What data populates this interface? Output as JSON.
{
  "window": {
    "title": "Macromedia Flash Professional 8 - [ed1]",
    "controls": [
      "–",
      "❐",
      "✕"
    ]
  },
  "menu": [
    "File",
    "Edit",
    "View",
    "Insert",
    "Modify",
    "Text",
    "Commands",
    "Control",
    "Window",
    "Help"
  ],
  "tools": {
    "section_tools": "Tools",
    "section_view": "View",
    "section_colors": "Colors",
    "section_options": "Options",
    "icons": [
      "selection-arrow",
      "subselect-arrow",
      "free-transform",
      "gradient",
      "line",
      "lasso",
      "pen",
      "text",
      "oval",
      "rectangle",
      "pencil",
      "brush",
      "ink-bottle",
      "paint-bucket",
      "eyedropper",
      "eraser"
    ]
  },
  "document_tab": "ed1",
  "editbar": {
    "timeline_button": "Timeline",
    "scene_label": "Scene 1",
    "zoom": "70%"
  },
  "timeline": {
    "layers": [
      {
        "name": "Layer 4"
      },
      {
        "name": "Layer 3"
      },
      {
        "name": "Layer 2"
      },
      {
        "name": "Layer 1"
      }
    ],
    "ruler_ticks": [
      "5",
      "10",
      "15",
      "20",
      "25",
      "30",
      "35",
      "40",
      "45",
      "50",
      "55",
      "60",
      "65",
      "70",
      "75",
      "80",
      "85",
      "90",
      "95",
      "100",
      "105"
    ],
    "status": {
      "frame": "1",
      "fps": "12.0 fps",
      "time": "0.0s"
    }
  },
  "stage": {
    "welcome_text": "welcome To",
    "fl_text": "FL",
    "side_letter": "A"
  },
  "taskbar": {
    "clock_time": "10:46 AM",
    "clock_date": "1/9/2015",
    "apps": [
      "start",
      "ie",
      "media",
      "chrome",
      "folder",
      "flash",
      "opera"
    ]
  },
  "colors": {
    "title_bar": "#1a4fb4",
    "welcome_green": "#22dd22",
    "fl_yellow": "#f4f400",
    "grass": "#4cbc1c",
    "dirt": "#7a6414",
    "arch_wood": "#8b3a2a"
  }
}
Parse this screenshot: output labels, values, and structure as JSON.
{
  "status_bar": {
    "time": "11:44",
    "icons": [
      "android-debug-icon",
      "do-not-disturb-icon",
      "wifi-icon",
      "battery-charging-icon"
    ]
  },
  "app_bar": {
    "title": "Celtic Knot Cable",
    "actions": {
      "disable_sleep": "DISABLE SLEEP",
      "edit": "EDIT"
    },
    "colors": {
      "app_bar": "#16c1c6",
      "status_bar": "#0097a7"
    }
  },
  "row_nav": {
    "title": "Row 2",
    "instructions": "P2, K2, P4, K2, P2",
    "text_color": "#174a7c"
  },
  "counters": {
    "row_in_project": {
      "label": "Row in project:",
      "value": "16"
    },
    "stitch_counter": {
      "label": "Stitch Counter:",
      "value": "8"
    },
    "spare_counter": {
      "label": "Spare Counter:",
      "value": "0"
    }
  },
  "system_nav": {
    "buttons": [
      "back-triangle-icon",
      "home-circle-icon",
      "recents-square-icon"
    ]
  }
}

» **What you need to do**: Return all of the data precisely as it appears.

» **Written answer**:
What data populates this interface? Output as JSON.
{
  "window": {
    "title": "Macromedia Flash Professional 8 - [ed1]",
    "controls": [
      "–",
      "❐",
      "✕"
    ]
  },
  "menu": [
    "File",
    "Edit",
    "View",
    "Insert",
    "Modify",
    "Text",
    "Commands",
    "Control",
    "Window",
    "Help"
  ],
  "tools": {
    "section_tools": "Tools",
    "section_view": "View",
    "section_colors": "Colors",
    "section_options": "Options",
    "icons": [
      "selection-arrow",
      "subselect-arrow",
      "free-transform",
      "gradient",
      "line",
      "lasso",
      "pen",
      "text",
      "oval",
      "rectangle",
      "pencil",
      "brush",
      "ink-bottle",
      "paint-bucket",
      "eyedropper",
      "eraser"
    ]
  },
  "document_tab": "ed1",
  "editbar": {
    "timeline_button": "Timeline",
    "scene_label": "Scene 1",
    "zoom": "70%"
  },
  "timeline": {
    "layers": [
      {
        "name": "Layer 4"
      },
      {
        "name": "Layer 3"
      },
      {
        "name": "Layer 2"
      },
      {
        "name": "Layer 1"
      }
    ],
    "ruler_ticks": [
      "5",
      "10",
      "15",
      "20",
      "25",
      "30",
      "35",
      "40",
      "45",
      "50",
      "55",
      "60",
      "65",
      "70",
      "75",
      "80",
      "85",
      "90",
      "95",
      "100",
      "105"
    ],
    "status": {
      "frame": "1",
      "fps": "12.0 fps",
      "time": "0.0s"
    }
  },
  "stage": {
    "welcome_text": "welcome To",
    "fl_text": "FL",
    "side_letter": "A"
  },
  "taskbar": {
    "clock_time": "10:46 AM",
    "clock_date": "1/9/2015",
    "apps": [
      "start",
      "ie",
      "media",
      "chrome",
      "folder",
      "flash",
      "opera"
    ]
  },
  "colors": {
    "title_bar": "#1a4fb4",
    "welcome_green": "#22dd22",
    "fl_yellow": "#f4f400",
    "grass": "#4cbc1c",
    "dirt": "#7a6414",
    "arch_wood": "#8b3a2a"
  }
}
Parse this screenshot: output labels, values, and structure as JSON.
{
  "status_bar": {
    "time": "11:44",
    "icons": [
      "android-debug-icon",
      "do-not-disturb-icon",
      "wifi-icon",
      "battery-charging-icon"
    ]
  },
  "app_bar": {
    "title": "Celtic Knot Cable",
    "actions": {
      "disable_sleep": "DISABLE SLEEP",
      "edit": "EDIT"
    },
    "colors": {
      "app_bar": "#16c1c6",
      "status_bar": "#0097a7"
    }
  },
  "row_nav": {
    "title": "Row 2",
    "instructions": "P2, K2, P4, K2, P2",
    "text_color": "#174a7c"
  },
  "counters": {
    "row_in_project": {
      "label": "Row in project:",
      "value": "16"
    },
    "stitch_counter": {
      "label": "Stitch Counter:",
      "value": "8"
    },
    "spare_counter": {
      "label": "Spare Counter:",
      "value": "0"
    }
  },
  "system_nav": {
    "buttons": [
      "back-triangle-icon",
      "home-circle-icon",
      "recents-square-icon"
    ]
  }
}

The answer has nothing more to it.